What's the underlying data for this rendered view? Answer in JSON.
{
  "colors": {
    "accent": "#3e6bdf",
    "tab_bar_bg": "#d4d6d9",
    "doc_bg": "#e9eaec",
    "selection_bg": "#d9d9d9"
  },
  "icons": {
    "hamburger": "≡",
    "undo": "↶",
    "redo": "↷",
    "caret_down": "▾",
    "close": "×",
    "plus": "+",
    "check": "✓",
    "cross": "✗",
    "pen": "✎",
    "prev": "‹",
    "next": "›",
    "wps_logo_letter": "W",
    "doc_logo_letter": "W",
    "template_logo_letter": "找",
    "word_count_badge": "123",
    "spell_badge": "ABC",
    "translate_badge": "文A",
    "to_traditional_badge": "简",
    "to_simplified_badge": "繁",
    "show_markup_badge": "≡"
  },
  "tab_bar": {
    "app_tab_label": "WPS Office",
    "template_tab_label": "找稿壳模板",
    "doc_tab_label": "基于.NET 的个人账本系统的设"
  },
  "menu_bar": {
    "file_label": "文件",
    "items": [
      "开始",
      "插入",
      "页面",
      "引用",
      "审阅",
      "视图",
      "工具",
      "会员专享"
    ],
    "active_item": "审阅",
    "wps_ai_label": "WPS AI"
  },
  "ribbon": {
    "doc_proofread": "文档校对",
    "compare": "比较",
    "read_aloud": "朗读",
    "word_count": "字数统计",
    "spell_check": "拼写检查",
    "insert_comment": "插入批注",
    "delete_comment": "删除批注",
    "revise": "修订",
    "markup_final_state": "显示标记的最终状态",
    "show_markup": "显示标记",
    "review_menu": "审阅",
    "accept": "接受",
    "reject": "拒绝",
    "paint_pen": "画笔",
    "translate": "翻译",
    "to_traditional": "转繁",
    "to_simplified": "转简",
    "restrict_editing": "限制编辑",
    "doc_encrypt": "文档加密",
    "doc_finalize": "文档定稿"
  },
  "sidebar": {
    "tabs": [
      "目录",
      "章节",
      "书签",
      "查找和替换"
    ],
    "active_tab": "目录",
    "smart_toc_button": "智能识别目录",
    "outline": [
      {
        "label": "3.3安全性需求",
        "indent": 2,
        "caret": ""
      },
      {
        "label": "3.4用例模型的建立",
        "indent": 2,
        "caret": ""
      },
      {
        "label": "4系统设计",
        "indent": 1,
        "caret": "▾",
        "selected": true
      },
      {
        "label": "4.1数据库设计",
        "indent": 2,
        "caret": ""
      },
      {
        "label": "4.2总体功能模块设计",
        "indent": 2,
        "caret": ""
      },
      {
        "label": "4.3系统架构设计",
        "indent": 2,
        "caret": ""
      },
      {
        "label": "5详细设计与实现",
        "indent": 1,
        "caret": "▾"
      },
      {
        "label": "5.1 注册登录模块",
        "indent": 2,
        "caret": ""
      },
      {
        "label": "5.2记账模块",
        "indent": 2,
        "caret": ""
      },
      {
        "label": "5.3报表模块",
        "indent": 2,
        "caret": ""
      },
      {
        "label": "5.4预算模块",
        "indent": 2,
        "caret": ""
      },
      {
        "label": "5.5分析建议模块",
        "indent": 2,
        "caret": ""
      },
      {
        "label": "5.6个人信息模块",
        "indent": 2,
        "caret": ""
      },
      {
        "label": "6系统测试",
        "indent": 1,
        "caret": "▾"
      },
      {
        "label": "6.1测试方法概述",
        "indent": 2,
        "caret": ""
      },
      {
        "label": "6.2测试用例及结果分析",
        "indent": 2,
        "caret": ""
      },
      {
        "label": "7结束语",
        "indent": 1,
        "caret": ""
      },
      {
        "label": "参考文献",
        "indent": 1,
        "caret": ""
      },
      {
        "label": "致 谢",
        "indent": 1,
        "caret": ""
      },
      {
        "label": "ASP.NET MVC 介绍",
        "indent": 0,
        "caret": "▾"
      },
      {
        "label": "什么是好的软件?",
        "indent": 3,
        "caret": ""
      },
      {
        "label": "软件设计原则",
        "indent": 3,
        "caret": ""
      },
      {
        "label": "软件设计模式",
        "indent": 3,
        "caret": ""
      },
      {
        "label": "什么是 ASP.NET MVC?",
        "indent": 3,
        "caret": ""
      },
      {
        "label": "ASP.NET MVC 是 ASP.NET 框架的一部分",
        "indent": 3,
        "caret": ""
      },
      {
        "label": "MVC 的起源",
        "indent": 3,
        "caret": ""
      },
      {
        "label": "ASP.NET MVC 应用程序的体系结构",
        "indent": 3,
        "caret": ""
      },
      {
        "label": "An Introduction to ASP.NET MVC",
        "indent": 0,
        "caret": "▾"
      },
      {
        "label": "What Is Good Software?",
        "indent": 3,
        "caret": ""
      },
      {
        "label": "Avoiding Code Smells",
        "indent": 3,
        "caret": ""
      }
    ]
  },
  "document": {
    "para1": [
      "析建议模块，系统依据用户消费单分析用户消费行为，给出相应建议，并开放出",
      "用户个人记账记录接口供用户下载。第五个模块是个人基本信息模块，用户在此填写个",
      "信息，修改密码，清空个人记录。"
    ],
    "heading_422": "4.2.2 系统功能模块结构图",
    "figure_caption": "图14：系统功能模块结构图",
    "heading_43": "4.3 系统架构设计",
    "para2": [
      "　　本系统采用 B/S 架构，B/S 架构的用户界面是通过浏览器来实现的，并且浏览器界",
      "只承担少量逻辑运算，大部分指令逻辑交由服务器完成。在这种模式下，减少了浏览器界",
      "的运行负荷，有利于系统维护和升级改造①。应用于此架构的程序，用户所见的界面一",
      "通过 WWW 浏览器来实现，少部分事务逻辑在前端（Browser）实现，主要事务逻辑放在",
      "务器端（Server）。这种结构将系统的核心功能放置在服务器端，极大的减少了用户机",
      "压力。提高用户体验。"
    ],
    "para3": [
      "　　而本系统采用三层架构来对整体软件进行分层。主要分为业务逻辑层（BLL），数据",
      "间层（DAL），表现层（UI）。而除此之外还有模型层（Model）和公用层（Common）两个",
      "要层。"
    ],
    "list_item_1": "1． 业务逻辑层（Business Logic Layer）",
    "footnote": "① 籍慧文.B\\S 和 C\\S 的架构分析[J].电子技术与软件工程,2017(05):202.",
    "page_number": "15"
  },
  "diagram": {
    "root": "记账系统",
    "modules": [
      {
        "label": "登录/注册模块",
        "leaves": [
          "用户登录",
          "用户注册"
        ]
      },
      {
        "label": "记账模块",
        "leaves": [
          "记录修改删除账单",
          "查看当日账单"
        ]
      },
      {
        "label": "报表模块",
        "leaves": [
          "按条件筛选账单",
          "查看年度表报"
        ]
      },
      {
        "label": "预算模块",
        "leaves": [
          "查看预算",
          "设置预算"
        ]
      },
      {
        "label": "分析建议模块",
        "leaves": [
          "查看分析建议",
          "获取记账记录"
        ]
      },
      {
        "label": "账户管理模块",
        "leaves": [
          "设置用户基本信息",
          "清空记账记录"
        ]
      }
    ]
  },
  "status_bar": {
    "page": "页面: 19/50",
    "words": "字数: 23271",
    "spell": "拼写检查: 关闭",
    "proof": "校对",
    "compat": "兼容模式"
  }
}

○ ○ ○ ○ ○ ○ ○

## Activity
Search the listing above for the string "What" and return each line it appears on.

## Result of the exercise
What's the underlying data for this rendered view? Answer in JSON.
        "label": "What Is Good Software?",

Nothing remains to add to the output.